Their defensive troubles long pre-date the interim coaches, however, and they have comfortably conceded the most goals in the Premier League’s top 10 this term, with 57 — 30 more than Newcastle and 15 more than Liverpool.
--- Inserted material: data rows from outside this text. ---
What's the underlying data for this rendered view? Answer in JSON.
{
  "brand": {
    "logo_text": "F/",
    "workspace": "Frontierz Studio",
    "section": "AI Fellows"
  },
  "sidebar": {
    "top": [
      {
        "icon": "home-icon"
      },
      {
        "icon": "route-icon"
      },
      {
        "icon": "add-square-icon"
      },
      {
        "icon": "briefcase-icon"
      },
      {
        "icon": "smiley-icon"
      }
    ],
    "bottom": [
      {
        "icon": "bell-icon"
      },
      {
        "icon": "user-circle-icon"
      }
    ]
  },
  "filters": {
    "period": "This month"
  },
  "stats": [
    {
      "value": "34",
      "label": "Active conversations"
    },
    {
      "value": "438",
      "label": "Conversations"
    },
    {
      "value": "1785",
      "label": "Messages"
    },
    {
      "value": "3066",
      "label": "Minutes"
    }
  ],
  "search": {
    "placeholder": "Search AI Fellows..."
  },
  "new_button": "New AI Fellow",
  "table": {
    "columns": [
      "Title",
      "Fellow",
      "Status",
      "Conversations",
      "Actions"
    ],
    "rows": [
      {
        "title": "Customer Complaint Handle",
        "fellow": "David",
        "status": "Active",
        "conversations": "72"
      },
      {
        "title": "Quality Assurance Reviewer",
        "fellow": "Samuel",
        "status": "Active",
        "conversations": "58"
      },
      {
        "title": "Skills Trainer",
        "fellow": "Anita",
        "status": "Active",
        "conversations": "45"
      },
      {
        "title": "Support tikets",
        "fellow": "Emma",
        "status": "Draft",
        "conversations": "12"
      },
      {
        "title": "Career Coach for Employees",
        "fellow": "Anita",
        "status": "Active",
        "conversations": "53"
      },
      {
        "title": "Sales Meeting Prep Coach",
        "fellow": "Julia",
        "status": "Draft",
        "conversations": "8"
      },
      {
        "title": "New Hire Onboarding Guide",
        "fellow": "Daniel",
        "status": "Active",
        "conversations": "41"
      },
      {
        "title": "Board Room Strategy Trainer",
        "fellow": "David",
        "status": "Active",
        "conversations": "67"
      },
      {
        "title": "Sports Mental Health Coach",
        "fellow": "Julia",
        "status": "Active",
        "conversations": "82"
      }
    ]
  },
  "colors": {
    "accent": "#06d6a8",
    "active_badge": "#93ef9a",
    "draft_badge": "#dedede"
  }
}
Only four of the bottom five and 13th-placed Bournemouth have worse records.

On Sunday, Mason said his side “literally gave Liverpool four goals without [them] having to earn it”, and the 31-year-old is the latest coach paying for the club’s chronic lack of sound investment in the defence.

Despite hiring three defensive managers in a row, Spurs have signed just two centre-halves on permanent deals since Mauricio Pochettino was sacked in 2019: Cristian Romero and Joe Rodon, who is now struggling for minutes on loan at Rennes.

Before Romero, the last centre-half to join Spurs who could genuinely be said to have improved the team was Toby Alderweireld, in 2015.

Eric Dier, Davinson Sanchez, Ben Davies and Japhet Tanganga are all relics of the Pochettino era and, with the exception of the Welshman, have struggled at times this season.

A top coach, committed to improving players, would make a difference, but there is enough evidence by now that Spurs simply do not have the defenders with the consistency or quality for a top-six side.

Romero is clearly of the required standard at his best, and barely put a foot wrong as Argentina won the World Cup, but he carelessly gave away the penalty for Liverpool’s third — another example of the £47million signing adopting different standards for club and country.

Eric Dier has come in for major criticism from Tottenham fans (Getty Images)
Eric Dier has come in for major criticism from Tottenham fans (Getty Images)

Short-term, Dier would benefit from being taken out of the firing line, but even if Mason is prepared to be ruthless and drop his former team-mate, his options are limited for Saturday’s visit of Crystal Palace.

Mason is unlikely to risk switching to a back four, so bringing Clement Lenglet into the middle of the defence is his only obvious solution until Emerson Royal is fit again.

Long-term, Spurs need at least one top centre-half and probably a new left-back, especially if Antonio Conte’s permanent successor has designs on playing a back four.

Mason’s mini-tenure has the potential to revitalise Spurs as an attacking force, but it is increasingly obvious that no new manager, be it Mason, Julian Nagelsmann or another, can build a successful team without major surgery in the defence.